Glass and air different refractive indexes;- Some light is “lost” before it makes it to the objective
Glass and oil almost identical refractive indexes;-More light makes it to the objective = less refraction, therefore better resolution Use of oil immersion increases magnification approximately 2.5-fold
oil immersion lens only fine adjustment; should be able to see seal
As you switch from low to high power the field of view becomes darker.   To deal with this the iris diaphragm needs to be opened to allow more light into the condenser.
As you switch from low to high power the field of view becomes smaller.
Parfocal in focus with one lens – in focus with all (in theory) – higher magnifications may require slight adjustments
Brightfield microscopy Objects are dark and the “field” is light
Stains Are chromophores – charged ions Acidic (-) or basic (+)
Direct/simple stains organism; uses a basic stain
Negative/indirect stains field or background; uses an acidic stain Based upon the inherent properties of the negatively charged bacterial membrane and chromosome
What do we stain? smear
what do we need? clean slide
Why do you fix organism to slide? to increase adherence; to increase stain uptake; kill bacteria
Negative Staining Stains background not bacteria. Ionic Repulsion – like charges repel
Pros of Negative Staining: Bacteria less distorted- does not require heat fixation Can display cell morphology and size more clearly than other staining.
Primary stain Imparts color to all cells
Decolorizing agent May or may not remove the primary stain from the entire cell or certain cell structures
Counterstain Provides color contrast to primary stain
Gram positive peptidoglycan 90% of cell wall;
Gram negative peptidoglycan in 10% of cell wall; cells have outer lipolysaccharide layer (LPS)
Primary stain Crystal Violet (1˚) dissociates into CV+ and Cl- ions
Iodine (mordant) makes CV-I complexes
. Alcohol (decolorizing agent) washes away outer layer of Gram- along with CV-I. CV-I in gram+ cells stays in layer of peptidoglycan so stays PURPLE.
Safranin (2˚) gives gram- its PINK color.
Gram Positive characteristics thick layer cell wall peptidoglycan; low lipid (1-4%); quite susceptible to penicillin; complex for many species (pathogens); more resistant to physical disruption
Gram Negative characteristcs Think layer cell wall peptidoglycan; high lipid (11-22%); less susceptible to penicillin; simple; less resistant to physical disruption

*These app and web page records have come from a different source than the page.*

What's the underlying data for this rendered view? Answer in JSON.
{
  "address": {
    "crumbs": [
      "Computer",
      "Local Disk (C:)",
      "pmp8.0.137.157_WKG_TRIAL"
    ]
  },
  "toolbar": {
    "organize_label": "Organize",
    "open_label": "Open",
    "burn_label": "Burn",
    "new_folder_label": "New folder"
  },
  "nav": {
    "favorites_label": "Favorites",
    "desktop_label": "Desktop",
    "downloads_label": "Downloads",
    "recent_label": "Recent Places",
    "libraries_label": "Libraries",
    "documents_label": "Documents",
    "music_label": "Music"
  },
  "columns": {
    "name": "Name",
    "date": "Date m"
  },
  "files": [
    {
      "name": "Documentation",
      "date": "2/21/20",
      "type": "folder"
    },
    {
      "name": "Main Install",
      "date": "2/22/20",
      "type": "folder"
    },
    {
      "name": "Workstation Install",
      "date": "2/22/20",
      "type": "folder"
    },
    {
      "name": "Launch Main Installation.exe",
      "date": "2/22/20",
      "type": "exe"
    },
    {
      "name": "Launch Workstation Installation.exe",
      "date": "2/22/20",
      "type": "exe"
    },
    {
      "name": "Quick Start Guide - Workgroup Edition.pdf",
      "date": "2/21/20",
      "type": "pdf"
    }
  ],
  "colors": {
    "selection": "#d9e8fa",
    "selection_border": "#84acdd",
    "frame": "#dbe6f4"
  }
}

Problems with gram staining Some bacteria will not Gram stain (Mycobacterium, Mycoplasma, Nocardia spp. to name a few examples) Accurate staining is often dependent upon culture age (18-24 hr cultures give best results) Some bacteria give variable results – (Gram – v) Stressed ba
some bacteria contain what which makes them impermeable to staining procedures mycolic acids
Acid fast bacteria Resist decolorization with acid alcohol Carbol fuschin contains phenol which solubilizes traditional cell walls Methylene blue serves as a counter stain
Steam heat is used to facilitate the uptake of the carbol fuchsin by the acid fast bacteria
go over slides in the powerpoints slides 24-28
Created by: KatelynnJoy